## EXERCISE DIRECTIONS
Using the listing below, please gather every line containing the word "kind".

## DATASET RECORDS
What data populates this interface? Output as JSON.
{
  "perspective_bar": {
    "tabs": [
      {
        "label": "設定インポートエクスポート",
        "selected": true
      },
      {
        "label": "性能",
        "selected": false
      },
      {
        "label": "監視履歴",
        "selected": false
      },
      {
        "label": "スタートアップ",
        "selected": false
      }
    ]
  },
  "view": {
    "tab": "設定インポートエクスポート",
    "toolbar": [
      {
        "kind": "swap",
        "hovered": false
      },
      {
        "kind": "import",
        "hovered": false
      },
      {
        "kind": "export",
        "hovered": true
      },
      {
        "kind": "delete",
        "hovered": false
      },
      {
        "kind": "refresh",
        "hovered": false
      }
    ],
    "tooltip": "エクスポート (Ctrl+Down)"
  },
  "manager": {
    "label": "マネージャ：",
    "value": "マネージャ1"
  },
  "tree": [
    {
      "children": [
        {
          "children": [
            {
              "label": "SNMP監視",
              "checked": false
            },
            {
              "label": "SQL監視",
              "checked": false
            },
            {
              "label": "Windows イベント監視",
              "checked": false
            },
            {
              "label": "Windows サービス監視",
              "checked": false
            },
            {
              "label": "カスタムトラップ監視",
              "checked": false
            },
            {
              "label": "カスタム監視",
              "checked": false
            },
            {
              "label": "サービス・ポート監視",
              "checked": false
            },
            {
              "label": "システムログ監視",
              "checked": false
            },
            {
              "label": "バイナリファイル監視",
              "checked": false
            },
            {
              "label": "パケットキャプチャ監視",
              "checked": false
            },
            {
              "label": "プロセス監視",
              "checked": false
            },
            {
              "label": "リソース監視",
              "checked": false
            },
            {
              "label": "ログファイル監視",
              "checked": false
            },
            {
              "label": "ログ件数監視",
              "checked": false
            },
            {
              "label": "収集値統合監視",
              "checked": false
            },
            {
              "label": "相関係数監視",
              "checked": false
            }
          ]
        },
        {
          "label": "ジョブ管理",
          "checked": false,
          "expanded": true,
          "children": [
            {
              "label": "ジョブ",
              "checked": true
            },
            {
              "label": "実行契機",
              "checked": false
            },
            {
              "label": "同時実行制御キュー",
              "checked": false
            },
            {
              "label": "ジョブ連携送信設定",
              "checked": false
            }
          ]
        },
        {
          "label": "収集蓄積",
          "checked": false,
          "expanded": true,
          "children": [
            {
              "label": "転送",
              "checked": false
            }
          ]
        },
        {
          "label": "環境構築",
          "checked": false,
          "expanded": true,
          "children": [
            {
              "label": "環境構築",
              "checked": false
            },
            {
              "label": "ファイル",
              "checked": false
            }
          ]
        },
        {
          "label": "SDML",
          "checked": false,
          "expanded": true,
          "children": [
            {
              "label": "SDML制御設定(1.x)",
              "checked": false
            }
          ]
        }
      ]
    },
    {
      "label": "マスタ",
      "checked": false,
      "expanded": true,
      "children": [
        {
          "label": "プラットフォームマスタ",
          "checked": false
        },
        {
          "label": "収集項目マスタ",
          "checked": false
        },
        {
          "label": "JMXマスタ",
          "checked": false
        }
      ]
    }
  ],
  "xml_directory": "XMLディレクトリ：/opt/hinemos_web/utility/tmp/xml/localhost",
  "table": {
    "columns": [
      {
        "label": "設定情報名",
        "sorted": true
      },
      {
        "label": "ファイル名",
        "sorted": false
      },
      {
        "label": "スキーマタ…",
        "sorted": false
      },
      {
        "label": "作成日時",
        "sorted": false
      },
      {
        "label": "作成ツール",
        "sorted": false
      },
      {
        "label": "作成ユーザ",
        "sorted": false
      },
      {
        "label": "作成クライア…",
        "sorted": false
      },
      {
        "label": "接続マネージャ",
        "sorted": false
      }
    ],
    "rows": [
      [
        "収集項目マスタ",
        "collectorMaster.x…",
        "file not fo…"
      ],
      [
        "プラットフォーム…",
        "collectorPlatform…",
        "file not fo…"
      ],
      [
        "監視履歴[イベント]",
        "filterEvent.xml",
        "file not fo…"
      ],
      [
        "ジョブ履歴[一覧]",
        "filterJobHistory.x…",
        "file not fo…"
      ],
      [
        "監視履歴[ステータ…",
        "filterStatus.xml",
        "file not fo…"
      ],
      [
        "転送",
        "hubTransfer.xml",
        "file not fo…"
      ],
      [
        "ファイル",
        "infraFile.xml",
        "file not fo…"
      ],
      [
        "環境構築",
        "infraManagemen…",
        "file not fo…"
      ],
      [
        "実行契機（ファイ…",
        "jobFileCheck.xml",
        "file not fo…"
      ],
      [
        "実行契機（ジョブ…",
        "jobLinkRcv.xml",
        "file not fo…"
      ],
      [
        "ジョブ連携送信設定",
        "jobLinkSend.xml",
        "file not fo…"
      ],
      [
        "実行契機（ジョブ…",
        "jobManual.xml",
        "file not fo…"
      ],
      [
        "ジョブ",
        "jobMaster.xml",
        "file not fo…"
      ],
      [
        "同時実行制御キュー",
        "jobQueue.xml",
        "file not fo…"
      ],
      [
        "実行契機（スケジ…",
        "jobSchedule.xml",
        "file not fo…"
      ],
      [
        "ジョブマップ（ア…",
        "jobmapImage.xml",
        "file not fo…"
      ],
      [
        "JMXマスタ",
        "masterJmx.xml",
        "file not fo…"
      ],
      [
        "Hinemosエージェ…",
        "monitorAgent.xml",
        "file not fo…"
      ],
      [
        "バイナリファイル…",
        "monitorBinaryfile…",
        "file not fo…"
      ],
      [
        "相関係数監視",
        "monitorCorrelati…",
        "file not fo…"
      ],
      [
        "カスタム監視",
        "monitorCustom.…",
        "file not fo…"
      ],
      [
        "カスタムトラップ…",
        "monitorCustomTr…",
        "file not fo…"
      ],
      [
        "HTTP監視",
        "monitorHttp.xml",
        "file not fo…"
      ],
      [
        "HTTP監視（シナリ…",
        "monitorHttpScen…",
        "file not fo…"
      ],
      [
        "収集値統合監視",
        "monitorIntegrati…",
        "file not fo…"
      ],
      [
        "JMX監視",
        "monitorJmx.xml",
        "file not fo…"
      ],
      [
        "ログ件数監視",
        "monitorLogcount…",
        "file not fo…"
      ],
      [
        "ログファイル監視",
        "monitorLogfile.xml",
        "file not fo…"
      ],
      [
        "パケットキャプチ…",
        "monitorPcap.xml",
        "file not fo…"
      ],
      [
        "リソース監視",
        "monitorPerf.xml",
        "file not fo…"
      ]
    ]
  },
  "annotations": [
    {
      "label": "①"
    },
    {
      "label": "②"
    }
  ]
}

## EXERCISE RESPONSE
        "kind": "swap",
        "kind": "import",
        "kind": "export",
        "kind": "delete",
        "kind": "refresh",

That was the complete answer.